Well, In-Cell ELISAs (as these immunofluorescent assays are also called) have been used successfully in studying protein phosphorylation. Whether you are looking at the effects of drug compounds on signaling pathways, or the timing/kinetics of signal transduction, or trying to determine the IC50 of compounds, In-Cell Western assays are a valuable tool.

Here are two examples of data from IC50 and EC50 determination experiments.
Use of labeling for In-Cell Western Assay normalization.
Figure 1. Use of cell labeling for In-Cell Western normalization. A) HeLa cells were treated with increasing amounts of rapamycin in a 384-well format. Fixed cells were stained with phospho-rpS6 antibody and NHS-ester reactive dye (for cell number). Dose dependent inhibition of phospho-rpS6-staining yielded an IC50 of 224 pM (n=4). B) Raw microplate image. For details, see Hoffman, GR et al. Assay Drug Dev Tech 8(2):186-99 (2010).

Dose titration of Wnt3a treatment of mouse L-cells.  An In-Cell Western Assay Application.
Figure 2. Dose titration of Wnt3a treatment of mouse L-cells. Half-maximal activation (EC50) of cellular beta-catenin levels occurs at 33 ng/ml ligand. Hannoush, RN. PLoS One. 3(10):e3498 (2008). Creative Commons license 2.5.

To help you get started in designing your experiment, here is a complete sample protocol for measuring IC50 of the inhibitor PD168393 in A431 cells responding to epidermal growth factor (EGF).

Check here for future blog posts on other applications of quantitative cell signaling analysis!

Seeding Cells in Microplates for In-Cell Western™ Assays – Hints & Tips

In-Cell Western Assays - Fluorescent Immunoassays
One of the first steps in an In-Cell Western Assay experiment is to seed cells into the wells of a tissue culture microplate. Cell density is more important for some cell lines than others. In particular, cells that depend more on extracellular activity for proliferation (such as epithelial cells) are affected to a greater extent by initial growth conditions. There are three factors to consider when seeding cells:
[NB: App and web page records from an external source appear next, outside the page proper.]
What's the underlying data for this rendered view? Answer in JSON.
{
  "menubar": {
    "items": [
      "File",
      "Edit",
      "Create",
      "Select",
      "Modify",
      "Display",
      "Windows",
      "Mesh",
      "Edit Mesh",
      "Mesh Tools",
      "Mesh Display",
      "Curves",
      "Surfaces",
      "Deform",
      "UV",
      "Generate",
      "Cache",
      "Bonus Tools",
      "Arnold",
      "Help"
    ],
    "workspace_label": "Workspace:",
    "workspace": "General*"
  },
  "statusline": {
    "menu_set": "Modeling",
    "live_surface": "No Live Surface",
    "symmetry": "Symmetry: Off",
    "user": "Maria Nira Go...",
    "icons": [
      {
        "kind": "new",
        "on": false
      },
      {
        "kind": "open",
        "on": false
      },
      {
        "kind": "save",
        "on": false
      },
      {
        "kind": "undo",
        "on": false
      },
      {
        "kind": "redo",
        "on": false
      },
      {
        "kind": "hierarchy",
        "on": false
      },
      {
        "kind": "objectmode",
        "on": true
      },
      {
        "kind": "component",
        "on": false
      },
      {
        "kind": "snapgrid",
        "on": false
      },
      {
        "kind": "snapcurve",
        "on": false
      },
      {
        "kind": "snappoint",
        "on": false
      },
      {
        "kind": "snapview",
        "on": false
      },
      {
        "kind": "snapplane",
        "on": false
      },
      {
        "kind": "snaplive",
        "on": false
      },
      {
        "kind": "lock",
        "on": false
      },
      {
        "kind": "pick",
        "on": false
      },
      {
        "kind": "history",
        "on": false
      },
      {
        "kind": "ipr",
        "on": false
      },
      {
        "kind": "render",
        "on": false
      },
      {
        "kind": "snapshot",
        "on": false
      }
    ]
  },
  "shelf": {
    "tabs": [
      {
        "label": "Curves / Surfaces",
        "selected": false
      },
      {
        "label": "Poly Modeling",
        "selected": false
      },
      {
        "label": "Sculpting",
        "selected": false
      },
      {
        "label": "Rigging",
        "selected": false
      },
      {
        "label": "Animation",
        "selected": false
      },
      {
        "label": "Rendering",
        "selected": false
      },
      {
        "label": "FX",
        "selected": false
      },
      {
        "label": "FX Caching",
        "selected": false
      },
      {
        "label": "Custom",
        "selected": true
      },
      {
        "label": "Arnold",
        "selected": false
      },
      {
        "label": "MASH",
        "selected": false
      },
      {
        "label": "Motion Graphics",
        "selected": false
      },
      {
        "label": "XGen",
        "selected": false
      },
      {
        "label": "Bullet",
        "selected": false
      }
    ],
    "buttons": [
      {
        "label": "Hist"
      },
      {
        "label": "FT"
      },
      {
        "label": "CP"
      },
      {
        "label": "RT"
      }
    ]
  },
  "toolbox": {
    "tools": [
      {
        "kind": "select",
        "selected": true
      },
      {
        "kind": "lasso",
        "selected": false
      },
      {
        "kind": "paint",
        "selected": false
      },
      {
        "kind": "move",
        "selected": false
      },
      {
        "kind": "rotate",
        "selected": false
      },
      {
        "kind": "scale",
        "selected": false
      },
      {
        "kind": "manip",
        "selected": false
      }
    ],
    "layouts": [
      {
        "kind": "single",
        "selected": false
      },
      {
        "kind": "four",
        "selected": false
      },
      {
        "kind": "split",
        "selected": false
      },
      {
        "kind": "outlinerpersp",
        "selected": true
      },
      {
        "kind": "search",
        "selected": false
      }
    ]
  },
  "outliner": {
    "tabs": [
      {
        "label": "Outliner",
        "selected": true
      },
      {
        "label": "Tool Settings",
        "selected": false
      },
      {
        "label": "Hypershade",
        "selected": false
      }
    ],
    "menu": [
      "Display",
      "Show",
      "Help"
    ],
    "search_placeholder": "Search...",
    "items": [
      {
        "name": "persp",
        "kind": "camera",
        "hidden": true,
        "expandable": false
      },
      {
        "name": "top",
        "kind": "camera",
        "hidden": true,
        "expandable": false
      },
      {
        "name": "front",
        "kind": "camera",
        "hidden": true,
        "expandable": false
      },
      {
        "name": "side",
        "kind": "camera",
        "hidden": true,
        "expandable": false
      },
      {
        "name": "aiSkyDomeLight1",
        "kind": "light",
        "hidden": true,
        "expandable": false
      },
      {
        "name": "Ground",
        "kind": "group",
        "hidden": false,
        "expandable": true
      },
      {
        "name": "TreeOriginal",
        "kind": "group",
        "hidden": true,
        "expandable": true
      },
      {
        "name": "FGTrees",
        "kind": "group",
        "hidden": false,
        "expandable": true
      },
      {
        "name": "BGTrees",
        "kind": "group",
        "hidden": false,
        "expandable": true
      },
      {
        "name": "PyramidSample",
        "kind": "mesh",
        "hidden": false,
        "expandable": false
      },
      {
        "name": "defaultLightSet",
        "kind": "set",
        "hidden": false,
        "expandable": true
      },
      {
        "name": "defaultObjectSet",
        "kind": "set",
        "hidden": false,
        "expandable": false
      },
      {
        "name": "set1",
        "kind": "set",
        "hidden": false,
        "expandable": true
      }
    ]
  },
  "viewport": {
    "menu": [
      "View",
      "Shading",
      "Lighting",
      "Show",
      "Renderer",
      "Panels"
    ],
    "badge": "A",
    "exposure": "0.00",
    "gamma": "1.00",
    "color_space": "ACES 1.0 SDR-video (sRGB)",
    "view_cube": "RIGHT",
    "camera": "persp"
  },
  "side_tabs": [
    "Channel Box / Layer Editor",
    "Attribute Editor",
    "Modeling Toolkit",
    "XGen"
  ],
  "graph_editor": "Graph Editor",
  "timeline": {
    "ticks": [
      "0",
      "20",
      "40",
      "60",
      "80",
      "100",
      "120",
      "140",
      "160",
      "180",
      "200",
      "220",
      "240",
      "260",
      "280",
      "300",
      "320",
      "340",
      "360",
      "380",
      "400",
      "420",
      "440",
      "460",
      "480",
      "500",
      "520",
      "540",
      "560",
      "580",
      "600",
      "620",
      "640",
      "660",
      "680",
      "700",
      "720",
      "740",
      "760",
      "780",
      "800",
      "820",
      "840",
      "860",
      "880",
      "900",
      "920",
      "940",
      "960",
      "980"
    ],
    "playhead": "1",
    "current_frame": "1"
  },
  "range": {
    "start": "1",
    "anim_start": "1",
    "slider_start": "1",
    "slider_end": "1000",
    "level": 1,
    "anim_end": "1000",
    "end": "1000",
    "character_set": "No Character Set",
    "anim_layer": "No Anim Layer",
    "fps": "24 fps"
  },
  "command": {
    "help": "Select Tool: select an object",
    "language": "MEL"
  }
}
  1. Plates: For most adherent cells that stick to wells tightly (e.g. A431, HeLa, HEK293, CHO), we recommend regular tissue culture microplates with low auto-fluorescence, such as Nunc P/N 167008. For adherent cells that could detach from wells during In-Cell Western assay wash steps (e.g. NIH/3T3), we recommend Poly-D-lysine coated 96-well microplates.
  2. Cell seeding density: Typically, 15,000 to 40,000 cells are seeded per well. Two to three days are usually required for cells to reach the appropriate confluency, depending on growth rate. Seeding with low cell numbers is recommended if you plan to culture for several days before use. Plates seeded with higher cell numbers will be ready to use earlier.
  3. Confluence: To obtain maximal fluorescent signals, complete or near complete confluency is recommended for cells that stick to wells tightly. For cells that adhere loosely to wells, such as NIH3T3, 70% confluency should be used. Please note that cell type and experimental conditions may affect the acceptable level of growth confluency.

The example below illustrates the importance of cell seeding density for A431 cells. As shown in the corresponding graph, cell growth is greatly inhibited when there are too few neighboring cells.

cell seed plate

Graph showing why Seeding Plates for ICW Assays is Important